A few days after I ordered Mika, Raccoon listed her black high heels for sale.  I meant to add them to my order but forgot.  Imagine my happy surprise when Mika's box revealed an extra item labeled "Gift".  The black high heels!  Thank you, Raccoon!  The shoes have a substantial platform base, which makes Mika taller than Sarah in her MiniFee heels.  That actually works well in the scheme of things.  Put any two people together--how likely is it that they will be exactly the same height?
Sarah (wearing Monique's Jojo in Brown Blonde) and Mika

Raccoon's first two girls--Sarah and Lucy--have not been re-offered for sale.  The two Mikas, however, are an open edition, as is the newest girl, White Emma.  I have not ordered Emma.  I see a slight asymmetry in her sculpt that bothers me.  I had the same problem with Iplehouse Lahela.  As soon as I perceived that she had one eye smaller than the other, I couldn't un-see the asymmetry and ended up selling her.  I know people's faces are not perfectly symmetrical, but there you are.  When it comes to a doll I need both eyes to be the same size and shape.  *Edited to add that Raccoon has added a Black Emma to the dolls available.  Her makeup is reminiscent of Lucy's pin-up makeup but with darker red lips.  The heavy black eye makeup actually makes the eyes look the same size.  I'm in trouble.
I think I prefer the Paris style for her.

I still have a number of dolls listed for sale on Den of Angels.  Until they find new homes, I won't be ordering anyone new.  The last order I placed was for a basic edition FairyLand F60 Lacrima:  no outfit, no wig, no face-up, no extras of any kind.  It's the only way I could afford her.  She'll need high heel feet, which I don't believe are included in the basic doll.  I'd better check and then order them separately.  After that I'll be sitting on my hands so I don't press any more Buy buttons.
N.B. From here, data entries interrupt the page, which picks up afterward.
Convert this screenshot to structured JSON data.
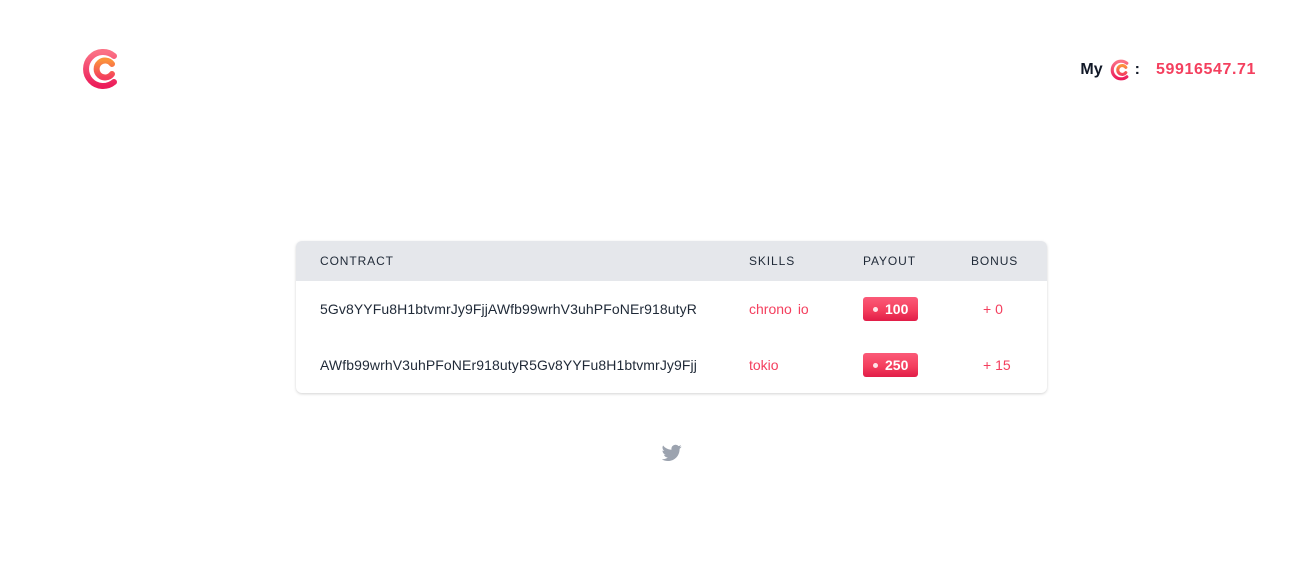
{
  "header": {
    "balance_label": "My",
    "balance_colon": ":",
    "balance_value": "59916547.71"
  },
  "table": {
    "columns": [
      "CONTRACT",
      "SKILLS",
      "PAYOUT",
      "BONUS"
    ],
    "rows": [
      {
        "contract": "5Gv8YYFu8H1btvmrJy9FjjAWfb99wrhV3uhPFoNEr918utyR",
        "skills": [
          "chrono",
          "io"
        ],
        "payout": "100",
        "bonus": "+ 0"
      },
      {
        "contract": "AWfb99wrhV3uhPFoNEr918utyR5Gv8YYFu8H1btvmrJy9Fjj",
        "skills": [
          "tokio"
        ],
        "payout": "250",
        "bonus": "+ 15"
      }
    ]
  },
  "icons": {
    "logo": "brand-logo-icon",
    "mini_logo": "brand-mini-logo-icon",
    "footer": "twitter-icon"
  },
  "colors": {
    "accent": "#f43f5e",
    "accent_dark": "#e11d48",
    "header_bg": "#e5e7eb",
    "icon_gray": "#9ca3af"
  }
}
Now I'm off to finish sewing a dress and jacket for Resin Ellowyne.  I just need to close up the jacket lining and add embellishments to both pieces.  The pattern includes a hat and purse.  Maybe I'll make them.  Or not.  We'll see.